You can also take some simple precautions to help prevent a BCC appearing:
Top sun safety tips:
- Protect your skin with clothing, and don’t forget to wear a hat that protects your face, neck and ears, and a pair of UV protective sunglasses.
- Spend time in the shade between 11am and 3pm when it’s sunny. Step out of the sun before your skin has a chance to redden or burn.
- When choosing a sunscreen look for a high protection SPF (SPF 30 or more) to protect against UVB, and the UVA circle logo and/or 4 or 5 UVA stars to protect against UVA. Apply plenty of sunscreen 15 to 30 minutes before going out in the sun, and reapply every two hours and straight after swimming and towel-drying.
- Keep babies and young children out of direct sunlight.
- The British Association of Dermatologists recommends that you tell your doctor about any changes to a mole or patch of skin. If your GP is concerned about your skin, make sure you see a Consultant Dermatologist – an expert in diagnosing skin cancer. Your doctor can refer you for free through the NHS.
- Sunscreens should not be used as an alternative to clothing and shade, rather they offer additional protection. No sunscreen will provide 100% protection.

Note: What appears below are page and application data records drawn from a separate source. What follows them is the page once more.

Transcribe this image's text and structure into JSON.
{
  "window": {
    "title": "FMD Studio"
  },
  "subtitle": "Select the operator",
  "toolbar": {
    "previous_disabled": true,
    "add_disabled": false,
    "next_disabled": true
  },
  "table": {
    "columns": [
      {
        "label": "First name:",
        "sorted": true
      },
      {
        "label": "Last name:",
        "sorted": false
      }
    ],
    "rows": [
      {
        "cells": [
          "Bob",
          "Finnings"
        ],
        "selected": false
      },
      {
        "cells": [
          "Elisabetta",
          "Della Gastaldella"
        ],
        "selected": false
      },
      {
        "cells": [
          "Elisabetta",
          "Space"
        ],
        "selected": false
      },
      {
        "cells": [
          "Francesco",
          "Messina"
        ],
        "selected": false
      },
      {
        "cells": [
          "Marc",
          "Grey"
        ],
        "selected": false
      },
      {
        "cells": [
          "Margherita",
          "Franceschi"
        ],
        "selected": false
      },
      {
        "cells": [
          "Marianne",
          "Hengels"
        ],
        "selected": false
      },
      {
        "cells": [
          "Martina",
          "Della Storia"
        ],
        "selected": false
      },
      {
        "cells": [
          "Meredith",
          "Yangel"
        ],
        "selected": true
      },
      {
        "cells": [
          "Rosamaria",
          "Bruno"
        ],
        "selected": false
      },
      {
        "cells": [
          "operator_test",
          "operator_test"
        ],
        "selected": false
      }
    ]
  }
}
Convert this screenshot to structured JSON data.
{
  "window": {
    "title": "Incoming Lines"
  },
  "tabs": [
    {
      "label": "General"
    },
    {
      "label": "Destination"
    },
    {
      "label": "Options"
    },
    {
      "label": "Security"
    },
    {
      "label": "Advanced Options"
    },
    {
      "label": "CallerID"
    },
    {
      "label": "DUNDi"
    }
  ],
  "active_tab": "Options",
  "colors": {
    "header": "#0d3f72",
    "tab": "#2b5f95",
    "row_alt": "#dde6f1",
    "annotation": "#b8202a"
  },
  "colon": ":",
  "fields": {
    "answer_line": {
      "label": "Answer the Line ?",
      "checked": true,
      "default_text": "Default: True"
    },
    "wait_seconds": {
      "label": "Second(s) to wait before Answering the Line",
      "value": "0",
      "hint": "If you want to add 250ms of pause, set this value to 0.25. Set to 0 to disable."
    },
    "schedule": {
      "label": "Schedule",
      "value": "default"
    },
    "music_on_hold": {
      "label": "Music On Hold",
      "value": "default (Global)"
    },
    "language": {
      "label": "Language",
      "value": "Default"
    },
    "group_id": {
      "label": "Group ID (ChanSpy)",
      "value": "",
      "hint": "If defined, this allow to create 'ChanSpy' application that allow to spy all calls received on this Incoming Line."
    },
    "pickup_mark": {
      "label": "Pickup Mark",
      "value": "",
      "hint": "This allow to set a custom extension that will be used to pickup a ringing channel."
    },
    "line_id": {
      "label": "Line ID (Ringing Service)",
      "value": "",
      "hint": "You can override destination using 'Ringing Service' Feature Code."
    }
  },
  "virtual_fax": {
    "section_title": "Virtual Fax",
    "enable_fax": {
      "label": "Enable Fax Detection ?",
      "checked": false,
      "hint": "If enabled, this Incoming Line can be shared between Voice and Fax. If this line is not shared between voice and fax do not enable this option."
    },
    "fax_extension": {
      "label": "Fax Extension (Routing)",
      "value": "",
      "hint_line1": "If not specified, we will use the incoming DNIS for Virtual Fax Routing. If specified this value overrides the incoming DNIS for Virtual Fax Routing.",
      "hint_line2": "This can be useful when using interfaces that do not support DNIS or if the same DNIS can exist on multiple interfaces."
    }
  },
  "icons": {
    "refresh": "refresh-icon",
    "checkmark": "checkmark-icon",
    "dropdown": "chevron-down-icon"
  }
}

- It may be worth taking Vitamin D supplement tablets (available from health food stores) as strictly avoiding sunlight can reduce Vitamin D levels.
Vitamin D advice
The evidence relating to the health effects of serum Vitamin D levels, sunlight exposure and Vitamin D intake remains inconclusive. Avoiding all sunlight exposure if you suffer from light sensitivity, or to reduce the risk of melanoma and other skin cancers, may be associated with Vitamin D deficiency.
Individuals avoiding all sun exposure should consider having their serum Vitamin D measured. If levels are reduced or deficient they may wish to consider taking supplementary vitamin D3, 10-25 micrograms per day, and increasing their intake of foods high in Vitamin D such as oily fish, eggs, meat, fortified margarines and cereals. Vitamin D3 supplements are widely available from health food shops.